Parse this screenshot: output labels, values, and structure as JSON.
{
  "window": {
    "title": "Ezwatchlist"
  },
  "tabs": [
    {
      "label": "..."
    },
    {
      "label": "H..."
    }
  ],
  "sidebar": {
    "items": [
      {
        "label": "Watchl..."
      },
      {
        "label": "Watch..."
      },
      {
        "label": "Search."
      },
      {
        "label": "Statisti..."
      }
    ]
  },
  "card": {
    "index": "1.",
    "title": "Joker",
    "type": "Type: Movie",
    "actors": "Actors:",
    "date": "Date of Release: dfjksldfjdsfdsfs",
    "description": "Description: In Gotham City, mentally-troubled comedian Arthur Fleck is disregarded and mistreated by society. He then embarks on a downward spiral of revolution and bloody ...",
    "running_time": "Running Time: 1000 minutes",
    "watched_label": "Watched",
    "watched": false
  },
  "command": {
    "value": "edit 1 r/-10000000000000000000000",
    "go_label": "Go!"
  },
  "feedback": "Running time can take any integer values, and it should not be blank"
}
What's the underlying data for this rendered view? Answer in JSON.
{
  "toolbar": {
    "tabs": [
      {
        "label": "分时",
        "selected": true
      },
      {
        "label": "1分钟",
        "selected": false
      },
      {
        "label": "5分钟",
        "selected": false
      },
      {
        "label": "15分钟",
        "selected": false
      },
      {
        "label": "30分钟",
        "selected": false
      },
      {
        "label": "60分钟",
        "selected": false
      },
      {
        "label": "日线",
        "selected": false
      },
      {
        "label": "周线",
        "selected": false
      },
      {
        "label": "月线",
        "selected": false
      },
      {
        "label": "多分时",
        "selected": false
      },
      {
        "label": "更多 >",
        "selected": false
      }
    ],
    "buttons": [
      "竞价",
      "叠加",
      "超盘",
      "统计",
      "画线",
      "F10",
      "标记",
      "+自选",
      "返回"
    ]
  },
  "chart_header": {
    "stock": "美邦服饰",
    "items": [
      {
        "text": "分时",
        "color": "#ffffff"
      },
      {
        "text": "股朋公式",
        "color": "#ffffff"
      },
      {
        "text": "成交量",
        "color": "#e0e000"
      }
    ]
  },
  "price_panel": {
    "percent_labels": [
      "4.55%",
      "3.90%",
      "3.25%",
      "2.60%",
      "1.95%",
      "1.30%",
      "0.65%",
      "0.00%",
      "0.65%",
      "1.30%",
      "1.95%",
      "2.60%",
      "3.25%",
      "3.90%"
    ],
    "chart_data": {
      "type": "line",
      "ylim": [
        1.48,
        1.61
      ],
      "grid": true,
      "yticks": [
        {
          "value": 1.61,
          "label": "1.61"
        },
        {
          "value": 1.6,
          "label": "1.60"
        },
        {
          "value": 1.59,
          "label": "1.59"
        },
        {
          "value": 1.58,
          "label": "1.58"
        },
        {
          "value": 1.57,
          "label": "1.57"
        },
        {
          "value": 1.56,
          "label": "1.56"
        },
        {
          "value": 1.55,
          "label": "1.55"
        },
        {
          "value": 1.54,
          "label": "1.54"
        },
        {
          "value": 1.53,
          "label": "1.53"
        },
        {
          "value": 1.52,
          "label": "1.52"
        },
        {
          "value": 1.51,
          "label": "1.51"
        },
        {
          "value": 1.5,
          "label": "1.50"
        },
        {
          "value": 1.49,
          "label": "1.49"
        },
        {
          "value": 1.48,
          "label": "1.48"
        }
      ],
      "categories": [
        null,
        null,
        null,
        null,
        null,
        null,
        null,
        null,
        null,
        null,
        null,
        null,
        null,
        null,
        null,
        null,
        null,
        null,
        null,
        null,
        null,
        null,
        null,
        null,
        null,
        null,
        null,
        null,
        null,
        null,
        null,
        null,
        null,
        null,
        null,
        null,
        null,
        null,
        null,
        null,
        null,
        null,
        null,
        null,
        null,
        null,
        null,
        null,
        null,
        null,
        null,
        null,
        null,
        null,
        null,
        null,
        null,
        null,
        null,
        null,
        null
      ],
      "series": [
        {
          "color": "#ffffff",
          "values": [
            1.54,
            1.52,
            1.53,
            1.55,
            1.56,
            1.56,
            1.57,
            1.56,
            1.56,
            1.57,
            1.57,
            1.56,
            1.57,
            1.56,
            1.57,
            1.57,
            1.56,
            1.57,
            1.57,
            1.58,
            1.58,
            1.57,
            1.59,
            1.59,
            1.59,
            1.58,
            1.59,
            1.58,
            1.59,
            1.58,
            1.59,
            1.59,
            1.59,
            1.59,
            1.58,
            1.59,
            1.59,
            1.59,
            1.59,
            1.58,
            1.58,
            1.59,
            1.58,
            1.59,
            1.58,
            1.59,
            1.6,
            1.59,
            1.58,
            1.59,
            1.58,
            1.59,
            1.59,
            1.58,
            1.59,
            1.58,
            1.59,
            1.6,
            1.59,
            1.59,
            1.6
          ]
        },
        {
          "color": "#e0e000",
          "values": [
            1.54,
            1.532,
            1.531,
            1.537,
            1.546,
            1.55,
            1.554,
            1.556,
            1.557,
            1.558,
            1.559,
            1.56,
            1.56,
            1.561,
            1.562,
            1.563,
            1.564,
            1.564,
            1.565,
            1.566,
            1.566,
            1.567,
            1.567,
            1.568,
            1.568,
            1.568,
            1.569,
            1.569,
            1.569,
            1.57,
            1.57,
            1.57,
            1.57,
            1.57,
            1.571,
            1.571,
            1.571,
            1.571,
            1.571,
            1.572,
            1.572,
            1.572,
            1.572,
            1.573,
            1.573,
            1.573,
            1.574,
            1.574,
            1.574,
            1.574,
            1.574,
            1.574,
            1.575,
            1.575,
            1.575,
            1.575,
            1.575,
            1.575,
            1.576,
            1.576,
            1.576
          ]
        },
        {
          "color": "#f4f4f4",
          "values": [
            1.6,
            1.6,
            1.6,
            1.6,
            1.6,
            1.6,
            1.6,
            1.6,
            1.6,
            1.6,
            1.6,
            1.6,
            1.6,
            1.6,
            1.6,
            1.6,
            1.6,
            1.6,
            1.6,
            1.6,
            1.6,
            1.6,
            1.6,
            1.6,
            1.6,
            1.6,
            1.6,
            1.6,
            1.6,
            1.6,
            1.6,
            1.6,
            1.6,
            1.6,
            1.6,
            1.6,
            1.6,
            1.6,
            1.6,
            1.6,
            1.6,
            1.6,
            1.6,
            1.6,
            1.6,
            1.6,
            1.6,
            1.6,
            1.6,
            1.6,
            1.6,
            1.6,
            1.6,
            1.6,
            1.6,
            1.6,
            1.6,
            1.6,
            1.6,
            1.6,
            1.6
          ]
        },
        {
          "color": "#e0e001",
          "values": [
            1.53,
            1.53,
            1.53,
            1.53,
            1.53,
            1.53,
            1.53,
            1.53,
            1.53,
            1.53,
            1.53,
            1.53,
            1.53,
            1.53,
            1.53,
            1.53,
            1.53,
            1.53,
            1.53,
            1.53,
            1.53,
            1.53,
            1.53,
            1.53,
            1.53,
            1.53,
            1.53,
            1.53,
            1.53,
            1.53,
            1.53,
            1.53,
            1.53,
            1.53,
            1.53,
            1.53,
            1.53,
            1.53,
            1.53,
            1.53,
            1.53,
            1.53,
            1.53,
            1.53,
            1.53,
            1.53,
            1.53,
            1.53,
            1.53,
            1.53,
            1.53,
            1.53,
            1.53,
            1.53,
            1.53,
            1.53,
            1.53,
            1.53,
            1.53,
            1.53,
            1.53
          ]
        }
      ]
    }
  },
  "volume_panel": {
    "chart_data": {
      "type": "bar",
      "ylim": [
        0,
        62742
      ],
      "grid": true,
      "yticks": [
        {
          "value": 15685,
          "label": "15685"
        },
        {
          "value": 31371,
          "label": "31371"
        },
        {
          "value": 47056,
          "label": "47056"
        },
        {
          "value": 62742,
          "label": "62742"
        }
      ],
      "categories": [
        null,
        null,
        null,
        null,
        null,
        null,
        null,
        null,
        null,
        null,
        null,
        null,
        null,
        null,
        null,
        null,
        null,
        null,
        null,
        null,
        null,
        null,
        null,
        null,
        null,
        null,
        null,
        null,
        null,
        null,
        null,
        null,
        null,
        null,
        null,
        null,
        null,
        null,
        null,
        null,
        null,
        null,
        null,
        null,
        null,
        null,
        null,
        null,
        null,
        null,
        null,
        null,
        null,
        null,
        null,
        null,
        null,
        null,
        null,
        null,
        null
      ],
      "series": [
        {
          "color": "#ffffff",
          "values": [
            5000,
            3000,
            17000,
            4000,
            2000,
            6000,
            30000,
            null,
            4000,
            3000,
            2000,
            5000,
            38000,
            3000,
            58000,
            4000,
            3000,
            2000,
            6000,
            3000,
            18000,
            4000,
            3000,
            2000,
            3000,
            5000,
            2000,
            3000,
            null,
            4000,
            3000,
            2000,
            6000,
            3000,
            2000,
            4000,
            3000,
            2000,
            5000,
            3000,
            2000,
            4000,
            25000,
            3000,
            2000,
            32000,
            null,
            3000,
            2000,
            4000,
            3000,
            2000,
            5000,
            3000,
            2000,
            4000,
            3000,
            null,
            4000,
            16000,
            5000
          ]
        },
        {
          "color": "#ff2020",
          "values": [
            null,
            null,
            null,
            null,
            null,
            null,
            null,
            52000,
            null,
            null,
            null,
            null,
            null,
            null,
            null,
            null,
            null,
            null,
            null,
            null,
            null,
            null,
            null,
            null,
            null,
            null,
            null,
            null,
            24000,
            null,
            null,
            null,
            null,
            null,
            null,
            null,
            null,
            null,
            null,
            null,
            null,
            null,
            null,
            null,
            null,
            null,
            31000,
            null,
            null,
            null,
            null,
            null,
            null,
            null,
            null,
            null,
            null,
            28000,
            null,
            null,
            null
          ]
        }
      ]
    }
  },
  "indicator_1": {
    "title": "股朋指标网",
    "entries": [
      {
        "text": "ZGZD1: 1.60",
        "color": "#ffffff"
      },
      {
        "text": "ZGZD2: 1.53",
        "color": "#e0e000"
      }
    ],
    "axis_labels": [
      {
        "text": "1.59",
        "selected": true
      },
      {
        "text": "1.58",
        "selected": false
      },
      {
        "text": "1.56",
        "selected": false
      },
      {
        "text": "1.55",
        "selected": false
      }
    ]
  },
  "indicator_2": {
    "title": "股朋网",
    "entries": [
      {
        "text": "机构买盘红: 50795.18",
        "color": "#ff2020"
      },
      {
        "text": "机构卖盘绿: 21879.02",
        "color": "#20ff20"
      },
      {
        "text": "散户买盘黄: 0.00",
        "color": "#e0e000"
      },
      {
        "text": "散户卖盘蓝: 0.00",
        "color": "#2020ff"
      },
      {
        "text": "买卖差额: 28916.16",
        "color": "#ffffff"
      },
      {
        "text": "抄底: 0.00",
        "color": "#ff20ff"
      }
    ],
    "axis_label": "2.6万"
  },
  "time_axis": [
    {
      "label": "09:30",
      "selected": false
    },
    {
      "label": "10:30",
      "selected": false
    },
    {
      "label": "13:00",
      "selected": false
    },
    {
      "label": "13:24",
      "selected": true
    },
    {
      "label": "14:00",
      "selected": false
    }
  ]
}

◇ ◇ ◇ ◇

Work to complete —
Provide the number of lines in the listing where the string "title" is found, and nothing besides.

Answer for the task —
4